Julia Gillard should stay where she is. The Labor Party has run out of party tricks. The federal government's perceived unpopularity is a collective effort, an effort that began with Kevin Rudd, who as prime minister was so dysfunctional in his leadership and his megalomania that his own colleagues revolted against him.
Now he's being touted as prime minister again but not by those who removed him. The only people who will never be cured of the disease called ''leadership fever'' are the Canberra press corps and the media commentariat. When I tried to create a database of stories about leadership speculation, there were so many of them - about Howard and Costello, Beazley and Crean, Crean and Latham, Latham and Beazley, Beazley and Rudd, Costello and Turnbull, Nelson and Turnbull, Hockey and Turnbull, Gillard and Rudd, Abbott and Turnbull, and now Gillard and Rudd again and Gillard and Shorten - that I gave up. Let's just say there have been, oh, about 10,000 stories about federal leadership over the past eight years, a period of unprecedented carnage for federal political leaders.
Driving all this public speculation are the opinion polls. Who creates the opinion polls? The media. Who drafts the questions? The media. Who promotes the results? The media. Who acts as if opinion surveys are surrogate elections? The media. Who profits from the publicity and the speculation? The media.
Julia Gillard ... should stay where she is. Photo: Alex Ellinghausen
The only group that takes these polls as seriously as the media is the political class, the group of politicians, courtiers, aides, ideologues, lobbyists and power groupies to whom politics is a career and a living.
Now the Gillard government's primary vote has slumped to 30 per cent according to the latest Fairfax/Nielsen national phone poll, ''leadership fever'' has broken out again with a fury.
The justification for removing Australia's first woman prime minister is the recent polling showing Gillard trails behind the Opposition Leader, Tony Abbott, as preferred prime minister.
This faux news event - a phone poll is a scripted media event that has nothing to do with the electoral process - has prompted the speculative fever to intensify, with a collective titillation and agitation about the prospect of an Ides of March assassination.
The fact that only 30 per cent of Australians surveyed have indicated they intend to vote Labor at the next federal elections suggests Labor's support has fallen back to the rump of the electorate whose perceived self-interest is tied to Labor's fortunes, the public sector workers and unionists who benefit most from having a Labor government in Canberra.
Gillard may be responsible for a series of moral, ethical and policy mistakes but she had nothing to do with the collapse of Labor's credibility in the core electoral battle ground of greater Sydney, where Eddie Obeid, Joe Tripodi, Craig Thomson, Mark Arbib and Anthony Albanese have all left an indelible mark on the electorate's psyche.
Even if Labor were to be spooked and goaded into another leadership change by the media, nothing can remove the stain on Labor's reputation in Sydney and the central coast between now and September 14, the date set by the Prime Minister for the next election.
The entire federal Labor caucus is responsible for protecting and promoting Thomson in the 2010 election even after his troubles had become public knowledge, and the entire party is culpable for protecting him thereafter.
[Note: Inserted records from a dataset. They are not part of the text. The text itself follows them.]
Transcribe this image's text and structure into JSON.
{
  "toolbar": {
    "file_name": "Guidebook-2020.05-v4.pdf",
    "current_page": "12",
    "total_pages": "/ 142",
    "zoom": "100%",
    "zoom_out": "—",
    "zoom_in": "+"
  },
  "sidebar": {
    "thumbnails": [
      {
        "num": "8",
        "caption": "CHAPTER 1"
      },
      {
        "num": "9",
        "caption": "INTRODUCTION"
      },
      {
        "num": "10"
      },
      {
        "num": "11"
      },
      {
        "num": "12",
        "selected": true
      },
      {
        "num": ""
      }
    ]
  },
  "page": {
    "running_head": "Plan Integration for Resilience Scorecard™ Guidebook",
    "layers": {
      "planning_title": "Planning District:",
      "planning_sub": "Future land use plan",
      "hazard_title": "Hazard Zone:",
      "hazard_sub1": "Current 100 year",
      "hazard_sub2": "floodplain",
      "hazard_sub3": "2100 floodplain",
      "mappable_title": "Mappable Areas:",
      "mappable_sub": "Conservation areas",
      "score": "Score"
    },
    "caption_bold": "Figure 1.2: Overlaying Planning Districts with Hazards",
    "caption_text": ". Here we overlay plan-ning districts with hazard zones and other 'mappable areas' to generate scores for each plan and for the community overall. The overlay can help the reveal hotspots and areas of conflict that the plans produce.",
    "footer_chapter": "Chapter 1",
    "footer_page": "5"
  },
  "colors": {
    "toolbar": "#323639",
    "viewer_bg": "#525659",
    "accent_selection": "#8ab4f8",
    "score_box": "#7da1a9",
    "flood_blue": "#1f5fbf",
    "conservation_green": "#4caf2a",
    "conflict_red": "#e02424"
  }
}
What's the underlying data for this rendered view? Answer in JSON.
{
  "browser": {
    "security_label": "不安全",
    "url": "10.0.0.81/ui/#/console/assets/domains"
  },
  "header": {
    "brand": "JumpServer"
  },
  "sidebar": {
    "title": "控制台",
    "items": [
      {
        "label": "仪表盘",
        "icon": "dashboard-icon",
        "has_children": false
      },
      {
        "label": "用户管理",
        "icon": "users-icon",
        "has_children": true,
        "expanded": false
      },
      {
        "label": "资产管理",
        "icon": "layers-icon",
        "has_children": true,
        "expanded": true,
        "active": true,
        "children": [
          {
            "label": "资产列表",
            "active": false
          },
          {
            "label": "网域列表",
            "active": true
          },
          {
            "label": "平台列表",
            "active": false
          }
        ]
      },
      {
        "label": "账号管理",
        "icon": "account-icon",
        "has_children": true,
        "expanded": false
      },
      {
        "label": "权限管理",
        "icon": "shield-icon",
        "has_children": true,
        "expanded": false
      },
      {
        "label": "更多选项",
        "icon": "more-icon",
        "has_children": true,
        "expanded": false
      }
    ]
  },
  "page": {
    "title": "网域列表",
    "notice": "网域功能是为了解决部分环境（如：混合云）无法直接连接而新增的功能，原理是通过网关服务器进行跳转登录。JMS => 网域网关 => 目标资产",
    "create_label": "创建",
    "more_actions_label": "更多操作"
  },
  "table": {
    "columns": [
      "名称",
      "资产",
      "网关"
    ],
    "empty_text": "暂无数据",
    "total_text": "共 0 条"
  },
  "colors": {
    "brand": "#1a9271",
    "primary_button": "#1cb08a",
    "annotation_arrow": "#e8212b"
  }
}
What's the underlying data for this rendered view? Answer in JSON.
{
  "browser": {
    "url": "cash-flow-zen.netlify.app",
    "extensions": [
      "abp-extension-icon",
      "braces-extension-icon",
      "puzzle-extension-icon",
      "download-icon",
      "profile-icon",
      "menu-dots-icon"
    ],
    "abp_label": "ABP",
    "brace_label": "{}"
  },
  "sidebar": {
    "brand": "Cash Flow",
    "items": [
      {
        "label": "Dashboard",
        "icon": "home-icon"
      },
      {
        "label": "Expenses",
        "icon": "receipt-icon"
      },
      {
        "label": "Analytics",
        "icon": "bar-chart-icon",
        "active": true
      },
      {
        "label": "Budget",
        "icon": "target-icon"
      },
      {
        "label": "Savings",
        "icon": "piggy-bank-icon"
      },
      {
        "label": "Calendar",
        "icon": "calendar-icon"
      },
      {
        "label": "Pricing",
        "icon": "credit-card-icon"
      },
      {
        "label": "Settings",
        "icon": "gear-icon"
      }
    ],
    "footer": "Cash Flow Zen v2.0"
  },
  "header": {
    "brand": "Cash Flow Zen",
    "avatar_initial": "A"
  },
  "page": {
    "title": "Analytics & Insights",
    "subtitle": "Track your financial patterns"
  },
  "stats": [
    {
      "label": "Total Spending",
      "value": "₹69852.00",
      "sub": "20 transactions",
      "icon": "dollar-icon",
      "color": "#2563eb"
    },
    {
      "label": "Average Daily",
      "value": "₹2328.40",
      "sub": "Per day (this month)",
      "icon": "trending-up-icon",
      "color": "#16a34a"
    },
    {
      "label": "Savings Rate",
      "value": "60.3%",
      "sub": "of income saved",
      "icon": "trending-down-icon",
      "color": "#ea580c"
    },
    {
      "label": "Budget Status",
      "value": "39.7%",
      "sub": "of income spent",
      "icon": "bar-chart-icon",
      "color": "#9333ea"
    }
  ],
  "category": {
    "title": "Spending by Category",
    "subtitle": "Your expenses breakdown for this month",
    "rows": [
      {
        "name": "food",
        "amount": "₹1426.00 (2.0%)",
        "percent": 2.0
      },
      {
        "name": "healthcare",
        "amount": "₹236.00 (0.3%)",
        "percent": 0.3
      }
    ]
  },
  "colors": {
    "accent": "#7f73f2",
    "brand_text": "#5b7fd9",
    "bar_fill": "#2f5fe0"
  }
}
The Labor machine tried to bury what this newspaper exposed.
The entire federal caucus is responsible for voting Peter Slipper into the speakership, a collective act of cynicism.
The entire caucus is responsible for deciding to run the campaign of personal attack on the character of the Leader of the Opposition as the government's main election campaign issue.
It was not Gillard, but the famously foul-mouthed Treasurer, Wayne Swan, who carries primary responsibility for the multiple blunders in the budget calculation. The same Treasurer who led the charge in the politics of personal vituperation. The same Treasurer Wayne Swan who was the first and last man standing in peddling the fantasy that this Labor government could ever deliver a budget surplus. The same Wayne Swan who negotiated the mining tax.
Also largely ignored is the stagnation of the Greens, which says a lot about where the electorate is heading. The indicative primary vote for the Greens is lower in this poll, 11 per cent, than it was in the 2010 federal election. The corruption and gold-plated stuff-ups that have afflicted the Gillard government have not translated into any benefit for the Greens.
The great weakness in this latest outbreak of ''leadership fever'' is the widespread assumption Labor could, or even would, snatch victory from defeat if it changed leader simply because the polls indicate that Rudd is more popular than Gillard or Abbott.
It is a facile assumption. It cannot factor in the reaction of the electorate. It assumes voters would not see another leadership pivot by Labor as an act of cynical desperation, no matter who ends up as the shiny new leader.
Let us not forget voters in NSW have already seen Labor pull this trick four times in recent years, have had a gutful of this tactic, and a gutful of Queenslanders shafting NSW on water rights, and would almost certainly see yet another Labor leadership pivot as an act of political bankruptcy.